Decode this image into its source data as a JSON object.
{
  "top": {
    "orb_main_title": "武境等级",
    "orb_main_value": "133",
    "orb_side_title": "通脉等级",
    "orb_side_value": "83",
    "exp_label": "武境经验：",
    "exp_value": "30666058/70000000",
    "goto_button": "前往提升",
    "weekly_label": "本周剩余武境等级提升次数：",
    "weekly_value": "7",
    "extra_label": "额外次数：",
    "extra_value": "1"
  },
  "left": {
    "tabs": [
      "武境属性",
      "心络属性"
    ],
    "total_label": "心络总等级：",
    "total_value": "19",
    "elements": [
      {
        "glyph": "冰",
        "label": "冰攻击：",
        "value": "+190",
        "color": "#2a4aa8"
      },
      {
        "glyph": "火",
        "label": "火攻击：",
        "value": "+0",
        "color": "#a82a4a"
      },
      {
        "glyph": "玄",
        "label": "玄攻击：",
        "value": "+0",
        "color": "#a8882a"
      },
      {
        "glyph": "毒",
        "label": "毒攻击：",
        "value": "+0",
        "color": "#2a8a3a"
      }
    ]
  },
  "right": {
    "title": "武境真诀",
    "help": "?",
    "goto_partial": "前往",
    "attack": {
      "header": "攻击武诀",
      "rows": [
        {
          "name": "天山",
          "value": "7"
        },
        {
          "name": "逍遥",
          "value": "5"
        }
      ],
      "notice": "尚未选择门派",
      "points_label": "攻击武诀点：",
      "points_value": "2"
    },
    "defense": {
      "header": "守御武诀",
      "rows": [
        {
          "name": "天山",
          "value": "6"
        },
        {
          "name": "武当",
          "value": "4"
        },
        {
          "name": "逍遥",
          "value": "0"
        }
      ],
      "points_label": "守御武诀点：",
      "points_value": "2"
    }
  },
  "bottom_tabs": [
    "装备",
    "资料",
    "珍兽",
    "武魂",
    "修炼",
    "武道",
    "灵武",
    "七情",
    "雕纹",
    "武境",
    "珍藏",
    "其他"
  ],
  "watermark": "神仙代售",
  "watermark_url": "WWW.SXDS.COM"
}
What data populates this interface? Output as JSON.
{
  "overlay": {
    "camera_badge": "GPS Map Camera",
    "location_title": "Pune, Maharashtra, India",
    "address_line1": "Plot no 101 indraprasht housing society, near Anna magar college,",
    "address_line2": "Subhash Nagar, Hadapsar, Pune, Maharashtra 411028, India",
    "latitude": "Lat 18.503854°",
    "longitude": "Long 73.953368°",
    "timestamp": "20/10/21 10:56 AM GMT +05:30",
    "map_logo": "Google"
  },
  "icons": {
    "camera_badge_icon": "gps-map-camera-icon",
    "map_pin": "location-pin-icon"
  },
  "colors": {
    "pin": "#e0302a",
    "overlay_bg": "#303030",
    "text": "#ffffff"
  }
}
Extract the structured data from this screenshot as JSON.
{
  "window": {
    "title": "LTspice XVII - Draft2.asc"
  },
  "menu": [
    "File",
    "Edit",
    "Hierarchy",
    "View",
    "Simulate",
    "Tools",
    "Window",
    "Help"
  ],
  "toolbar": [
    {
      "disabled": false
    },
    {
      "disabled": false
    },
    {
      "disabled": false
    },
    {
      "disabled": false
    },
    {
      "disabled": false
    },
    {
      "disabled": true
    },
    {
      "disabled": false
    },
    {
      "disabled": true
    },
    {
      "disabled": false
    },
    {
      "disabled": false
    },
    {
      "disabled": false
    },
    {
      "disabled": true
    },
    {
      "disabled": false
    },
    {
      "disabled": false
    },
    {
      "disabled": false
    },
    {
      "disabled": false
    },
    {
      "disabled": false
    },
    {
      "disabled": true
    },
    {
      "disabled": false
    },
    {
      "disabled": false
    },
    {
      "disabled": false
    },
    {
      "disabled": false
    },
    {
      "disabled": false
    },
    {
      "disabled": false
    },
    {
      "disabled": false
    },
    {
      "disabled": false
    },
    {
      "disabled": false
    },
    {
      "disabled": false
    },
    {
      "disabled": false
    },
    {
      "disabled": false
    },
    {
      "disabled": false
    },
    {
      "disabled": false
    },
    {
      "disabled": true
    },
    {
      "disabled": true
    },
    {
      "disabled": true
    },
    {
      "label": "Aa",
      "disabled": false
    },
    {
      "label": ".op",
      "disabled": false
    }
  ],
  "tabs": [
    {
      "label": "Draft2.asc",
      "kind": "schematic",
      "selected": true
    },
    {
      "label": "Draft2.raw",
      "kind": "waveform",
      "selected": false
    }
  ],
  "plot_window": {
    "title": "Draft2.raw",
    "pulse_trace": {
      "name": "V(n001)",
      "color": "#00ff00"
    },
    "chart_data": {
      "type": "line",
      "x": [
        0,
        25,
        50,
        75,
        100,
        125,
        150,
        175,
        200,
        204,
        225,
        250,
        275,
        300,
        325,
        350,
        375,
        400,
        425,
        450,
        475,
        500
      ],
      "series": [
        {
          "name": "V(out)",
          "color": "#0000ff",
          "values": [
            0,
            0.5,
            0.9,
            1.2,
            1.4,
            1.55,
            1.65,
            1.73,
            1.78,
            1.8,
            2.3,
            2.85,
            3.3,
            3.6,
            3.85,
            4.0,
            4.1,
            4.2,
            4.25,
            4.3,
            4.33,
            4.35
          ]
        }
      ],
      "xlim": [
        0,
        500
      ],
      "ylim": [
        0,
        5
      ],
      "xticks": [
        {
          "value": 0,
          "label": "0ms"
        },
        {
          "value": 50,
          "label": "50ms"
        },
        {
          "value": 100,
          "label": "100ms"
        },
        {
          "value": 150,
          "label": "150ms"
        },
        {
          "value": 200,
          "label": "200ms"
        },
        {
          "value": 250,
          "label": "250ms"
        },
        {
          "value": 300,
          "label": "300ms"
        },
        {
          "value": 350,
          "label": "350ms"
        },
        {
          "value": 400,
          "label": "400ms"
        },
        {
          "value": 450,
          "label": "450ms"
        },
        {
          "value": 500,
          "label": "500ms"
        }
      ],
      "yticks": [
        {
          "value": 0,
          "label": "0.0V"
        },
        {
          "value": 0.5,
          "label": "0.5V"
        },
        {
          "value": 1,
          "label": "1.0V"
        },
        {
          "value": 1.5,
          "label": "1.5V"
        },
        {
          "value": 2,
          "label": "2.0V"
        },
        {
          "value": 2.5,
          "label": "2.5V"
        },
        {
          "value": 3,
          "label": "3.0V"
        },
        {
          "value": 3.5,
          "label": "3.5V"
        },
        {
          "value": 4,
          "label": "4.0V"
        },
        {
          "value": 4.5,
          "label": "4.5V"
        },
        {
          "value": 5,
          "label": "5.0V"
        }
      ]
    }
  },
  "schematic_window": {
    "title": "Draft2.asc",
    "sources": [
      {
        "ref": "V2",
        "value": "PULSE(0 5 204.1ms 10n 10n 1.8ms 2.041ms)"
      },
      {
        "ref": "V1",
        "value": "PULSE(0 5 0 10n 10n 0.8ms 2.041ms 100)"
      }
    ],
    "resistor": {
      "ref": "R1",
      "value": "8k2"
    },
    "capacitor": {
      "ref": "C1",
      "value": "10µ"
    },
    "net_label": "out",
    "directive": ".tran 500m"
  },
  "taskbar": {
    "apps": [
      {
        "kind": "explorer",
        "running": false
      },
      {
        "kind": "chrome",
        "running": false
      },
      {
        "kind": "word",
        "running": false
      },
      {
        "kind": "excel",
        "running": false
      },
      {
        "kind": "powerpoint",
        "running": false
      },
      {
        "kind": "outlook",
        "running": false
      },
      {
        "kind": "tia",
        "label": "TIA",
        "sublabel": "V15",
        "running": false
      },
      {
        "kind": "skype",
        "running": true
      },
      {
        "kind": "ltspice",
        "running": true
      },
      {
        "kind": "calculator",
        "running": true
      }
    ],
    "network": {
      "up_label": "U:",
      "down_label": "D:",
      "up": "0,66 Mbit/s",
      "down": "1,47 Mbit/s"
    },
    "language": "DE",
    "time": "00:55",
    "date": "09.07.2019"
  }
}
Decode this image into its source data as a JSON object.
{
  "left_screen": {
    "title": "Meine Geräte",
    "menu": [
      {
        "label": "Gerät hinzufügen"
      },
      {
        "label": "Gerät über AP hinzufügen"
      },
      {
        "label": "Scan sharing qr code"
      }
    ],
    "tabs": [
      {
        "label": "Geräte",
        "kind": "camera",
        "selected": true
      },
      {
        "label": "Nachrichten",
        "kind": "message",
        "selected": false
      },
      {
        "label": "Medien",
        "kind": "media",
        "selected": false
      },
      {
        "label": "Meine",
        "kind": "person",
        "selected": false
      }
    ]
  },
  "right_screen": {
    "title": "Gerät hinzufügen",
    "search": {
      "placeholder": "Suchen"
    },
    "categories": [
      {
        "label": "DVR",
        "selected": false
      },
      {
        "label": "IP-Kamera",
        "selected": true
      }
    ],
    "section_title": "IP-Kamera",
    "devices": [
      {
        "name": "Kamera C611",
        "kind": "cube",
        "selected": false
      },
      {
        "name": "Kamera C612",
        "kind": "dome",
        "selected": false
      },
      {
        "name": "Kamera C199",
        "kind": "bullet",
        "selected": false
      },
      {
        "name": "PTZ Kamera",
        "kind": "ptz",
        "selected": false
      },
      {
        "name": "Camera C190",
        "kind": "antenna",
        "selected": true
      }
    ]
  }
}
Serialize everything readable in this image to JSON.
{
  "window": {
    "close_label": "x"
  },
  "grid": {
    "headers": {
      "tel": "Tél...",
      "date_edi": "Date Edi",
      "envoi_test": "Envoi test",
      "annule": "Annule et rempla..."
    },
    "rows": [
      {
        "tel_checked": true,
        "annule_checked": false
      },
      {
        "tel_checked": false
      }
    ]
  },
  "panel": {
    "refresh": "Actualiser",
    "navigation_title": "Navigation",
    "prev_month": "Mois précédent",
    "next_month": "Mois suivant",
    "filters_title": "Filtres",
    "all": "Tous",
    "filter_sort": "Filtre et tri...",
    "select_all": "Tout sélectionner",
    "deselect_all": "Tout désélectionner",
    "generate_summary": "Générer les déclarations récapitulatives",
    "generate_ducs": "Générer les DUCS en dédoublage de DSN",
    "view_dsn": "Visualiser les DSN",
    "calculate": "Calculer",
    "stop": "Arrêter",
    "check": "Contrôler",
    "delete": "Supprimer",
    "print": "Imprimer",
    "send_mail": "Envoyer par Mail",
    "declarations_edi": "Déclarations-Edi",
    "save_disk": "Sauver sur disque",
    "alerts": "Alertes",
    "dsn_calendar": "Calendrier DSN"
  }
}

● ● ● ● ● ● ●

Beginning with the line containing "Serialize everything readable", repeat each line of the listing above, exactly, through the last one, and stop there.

Response to this exercise:
Serialize everything readable in this image to JSON.
{
  "window": {
    "close_label": "x"
  },
  "grid": {
    "headers": {
      "tel": "Tél...",
      "date_edi": "Date Edi",
      "envoi_test": "Envoi test",
      "annule": "Annule et rempla..."
    },
    "rows": [
      {
        "tel_checked": true,
        "annule_checked": false
      },
      {
        "tel_checked": false
      }
    ]
  },
  "panel": {
    "refresh": "Actualiser",
    "navigation_title": "Navigation",
    "prev_month": "Mois précédent",
    "next_month": "Mois suivant",
    "filters_title": "Filtres",
    "all": "Tous",
    "filter_sort": "Filtre et tri...",
    "select_all": "Tout sélectionner",
    "deselect_all": "Tout désélectionner",
    "generate_summary": "Générer les déclarations récapitulatives",
    "generate_ducs": "Générer les DUCS en dédoublage de DSN",
    "view_dsn": "Visualiser les DSN",
    "calculate": "Calculer",
    "stop": "Arrêter",
    "check": "Contrôler",
    "delete": "Supprimer",
    "print": "Imprimer",
    "send_mail": "Envoyer par Mail",
    "declarations_edi": "Déclarations-Edi",
    "save_disk": "Sauver sur disque",
    "alerts": "Alertes",
    "dsn_calendar": "Calendrier DSN"
  }
}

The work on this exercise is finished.